Experts say that pleasant toilets don't just mean better living standards for the population - it is also a boon for tourism
In order to achieve its goal of becoming an internationally recognized travel destination, Shanghai has embarked on a number of tourism projects such as Disneyland.
But its efforts do not just include high-profile venues - the city has also preened itself in other areas that are closely related to daily life.
Toilets, for instance, are an integral part of the city's strategy to draw tourists.

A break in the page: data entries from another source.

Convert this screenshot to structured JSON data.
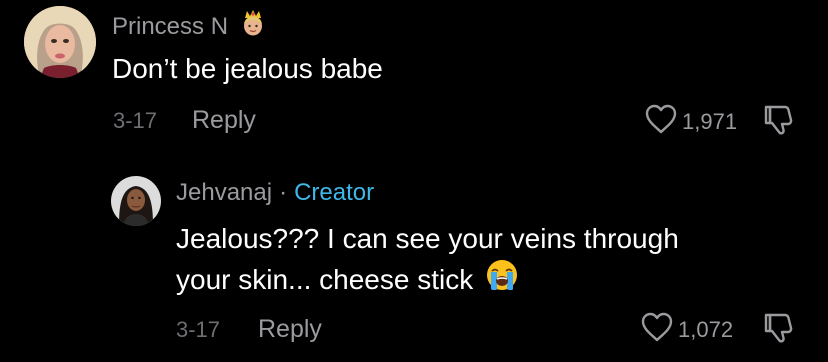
{
  "comments": [
    {
      "username": "Princess N",
      "username_emoji": "princess-icon",
      "text": "Don’t be jealous babe",
      "date": "3-17",
      "reply_label": "Reply",
      "likes": "1,971"
    }
  ],
  "replies": [
    {
      "username": "Jehvanaj",
      "separator": "·",
      "badge": "Creator",
      "text_line1": "Jealous??? I can see your veins through",
      "text_line2": "your skin... cheese stick",
      "text_emoji": "loudly-crying-face-icon",
      "date": "3-17",
      "reply_label": "Reply",
      "likes": "1,072"
    }
  ],
  "colors": {
    "background": "#000000",
    "primary_text": "#ffffff",
    "secondary_text": "#9b9b9f",
    "date_text": "#6e6e73",
    "creator_badge": "#3fb7e8"
  }
}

For the past three years, Shanghai's authorities have been going to great lengths to improve the state of its public toilets. According to the Shanghai Working Committee on Children and Women, there were 8,700 public toilets in operation in the city as of the end of last year, among which 2,4000 were rated as environmentally friendly.
In a public commentary by Wan Zhe, chief economist at the International Cooperation Center which is affiliated to the National Development and Reform Commission, toilets are said to have a significant impact on the tourism economy.
The move to create better spaces for people to relieve themselves is in line with the central government's call for a "toilet revolution" in the country. During a meeting with the country's tourism administrators and companies in late November, President Xi Jinping applauded their efforts in improving the state of public toilets all over the country, stressing that poorly maintained restrooms can impair the standard of living.
In Shanghai, some of the public restrooms have even been turned into tourist attractions. For example, the panda-themed toilet in Shanghai Zoo was last year widely recognized as one of the best public toilets in the city. The move to include information about pandas on the walls of the restroom was applauded by children and their parents.
Meanwhile, the Duolun Road public toilet, which is located at the east entrance of Luxun Park in northeastern Shanghai, has been rated as the most beautiful toilet in the city for three consecutive years since 2014. The 38-square-meter space features a special ceiling that helps to ventilate the area naturally and it even provides commonly available medication, reading glasses and umbrellas for users.